(TASK INPUT begins)

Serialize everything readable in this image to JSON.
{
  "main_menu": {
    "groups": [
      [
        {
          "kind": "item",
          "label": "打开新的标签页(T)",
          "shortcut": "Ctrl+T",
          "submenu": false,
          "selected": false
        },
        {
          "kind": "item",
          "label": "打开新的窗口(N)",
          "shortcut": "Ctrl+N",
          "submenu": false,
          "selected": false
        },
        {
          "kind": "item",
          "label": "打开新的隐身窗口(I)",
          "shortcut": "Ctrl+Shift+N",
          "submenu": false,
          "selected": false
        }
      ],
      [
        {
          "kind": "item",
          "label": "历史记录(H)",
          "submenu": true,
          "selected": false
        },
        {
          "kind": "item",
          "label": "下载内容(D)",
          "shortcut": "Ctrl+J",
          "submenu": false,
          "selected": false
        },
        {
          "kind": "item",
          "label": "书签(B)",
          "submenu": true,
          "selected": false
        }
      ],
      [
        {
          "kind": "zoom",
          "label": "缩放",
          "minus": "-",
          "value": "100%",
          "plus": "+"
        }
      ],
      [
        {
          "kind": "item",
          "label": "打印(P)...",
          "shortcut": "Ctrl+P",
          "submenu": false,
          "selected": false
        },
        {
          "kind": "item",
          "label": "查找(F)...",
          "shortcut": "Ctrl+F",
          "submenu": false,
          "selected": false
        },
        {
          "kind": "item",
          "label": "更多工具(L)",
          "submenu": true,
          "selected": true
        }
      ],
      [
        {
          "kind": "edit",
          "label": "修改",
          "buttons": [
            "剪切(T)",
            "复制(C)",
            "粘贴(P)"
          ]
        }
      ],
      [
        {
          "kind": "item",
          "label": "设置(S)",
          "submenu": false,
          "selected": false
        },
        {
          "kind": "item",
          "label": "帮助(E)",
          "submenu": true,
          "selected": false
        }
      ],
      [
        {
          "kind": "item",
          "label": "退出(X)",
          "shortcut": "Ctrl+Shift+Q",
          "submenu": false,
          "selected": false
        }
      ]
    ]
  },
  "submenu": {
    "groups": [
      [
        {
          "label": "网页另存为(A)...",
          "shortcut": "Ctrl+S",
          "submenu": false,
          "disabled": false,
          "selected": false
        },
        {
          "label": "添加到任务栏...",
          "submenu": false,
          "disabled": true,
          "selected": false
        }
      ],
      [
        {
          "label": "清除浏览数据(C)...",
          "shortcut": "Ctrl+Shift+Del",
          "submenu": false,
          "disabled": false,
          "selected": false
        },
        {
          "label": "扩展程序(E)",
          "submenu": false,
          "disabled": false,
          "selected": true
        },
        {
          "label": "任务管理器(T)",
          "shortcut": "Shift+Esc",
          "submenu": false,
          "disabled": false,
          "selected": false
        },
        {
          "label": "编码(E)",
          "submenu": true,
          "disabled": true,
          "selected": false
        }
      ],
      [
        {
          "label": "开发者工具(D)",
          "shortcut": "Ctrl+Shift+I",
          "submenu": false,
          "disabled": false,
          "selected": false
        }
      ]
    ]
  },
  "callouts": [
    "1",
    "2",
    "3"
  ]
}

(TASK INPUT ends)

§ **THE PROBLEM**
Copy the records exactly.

§ **EXERCISE ANSWER**
Serialize everything readable in this image to JSON.
{
  "main_menu": {
    "groups": [
      [
        {
          "kind": "item",
          "label": "打开新的标签页(T)",
          "shortcut": "Ctrl+T",
          "submenu": false,
          "selected": false
        },
        {
          "kind": "item",
          "label": "打开新的窗口(N)",
          "shortcut": "Ctrl+N",
          "submenu": false,
          "selected": false
        },
        {
          "kind": "item",
          "label": "打开新的隐身窗口(I)",
          "shortcut": "Ctrl+Shift+N",
          "submenu": false,
          "selected": false
        }
      ],
      [
        {
          "kind": "item",
          "label": "历史记录(H)",
          "submenu": true,
          "selected": false
        },
        {
          "kind": "item",
          "label": "下载内容(D)",
          "shortcut": "Ctrl+J",
          "submenu": false,
          "selected": false
        },
        {
          "kind": "item",
          "label": "书签(B)",
          "submenu": true,
          "selected": false
        }
      ],
      [
        {
          "kind": "zoom",
          "label": "缩放",
          "minus": "-",
          "value": "100%",
          "plus": "+"
        }
      ],
      [
        {
          "kind": "item",
          "label": "打印(P)...",
          "shortcut": "Ctrl+P",
          "submenu": false,
          "selected": false
        },
        {
          "kind": "item",
          "label": "查找(F)...",
          "shortcut": "Ctrl+F",
          "submenu": false,
          "selected": false
        },
        {
          "kind": "item",
          "label": "更多工具(L)",
          "submenu": true,
          "selected": true
        }
      ],
      [
        {
          "kind": "edit",
          "label": "修改",
          "buttons": [
            "剪切(T)",
            "复制(C)",
            "粘贴(P)"
          ]
        }
      ],
      [
        {
          "kind": "item",
          "label": "设置(S)",
          "submenu": false,
          "selected": false
        },
        {
          "kind": "item",
          "label": "帮助(E)",
          "submenu": true,
          "selected": false
        }
      ],
      [
        {
          "kind": "item",
          "label": "退出(X)",
          "shortcut": "Ctrl+Shift+Q",
          "submenu": false,
          "selected": false
        }
      ]
    ]
  },
  "submenu": {
    "groups": [
      [
        {
          "label": "网页另存为(A)...",
          "shortcut": "Ctrl+S",
          "submenu": false,
          "disabled": false,
          "selected": false
        },
        {
          "label": "添加到任务栏...",
          "submenu": false,
          "disabled": true,
          "selected": false
        }
      ],
      [
        {
          "label": "清除浏览数据(C)...",
          "shortcut": "Ctrl+Shift+Del",
          "submenu": false,
          "disabled": false,
          "selected": false
        },
        {
          "label": "扩展程序(E)",
          "submenu": false,
          "disabled": false,
          "selected": true
        },
        {
          "label": "任务管理器(T)",
          "shortcut": "Shift+Esc",
          "submenu": false,
          "disabled": false,
          "selected": false
        },
        {
          "label": "编码(E)",
          "submenu": true,
          "disabled": true,
          "selected": false
        }
      ],
      [
        {
          "label": "开发者工具(D)",
          "shortcut": "Ctrl+Shift+I",
          "submenu": false,
          "disabled": false,
          "selected": false
        }
      ]
    ]
  },
  "callouts": [
    "1",
    "2",
    "3"
  ]
}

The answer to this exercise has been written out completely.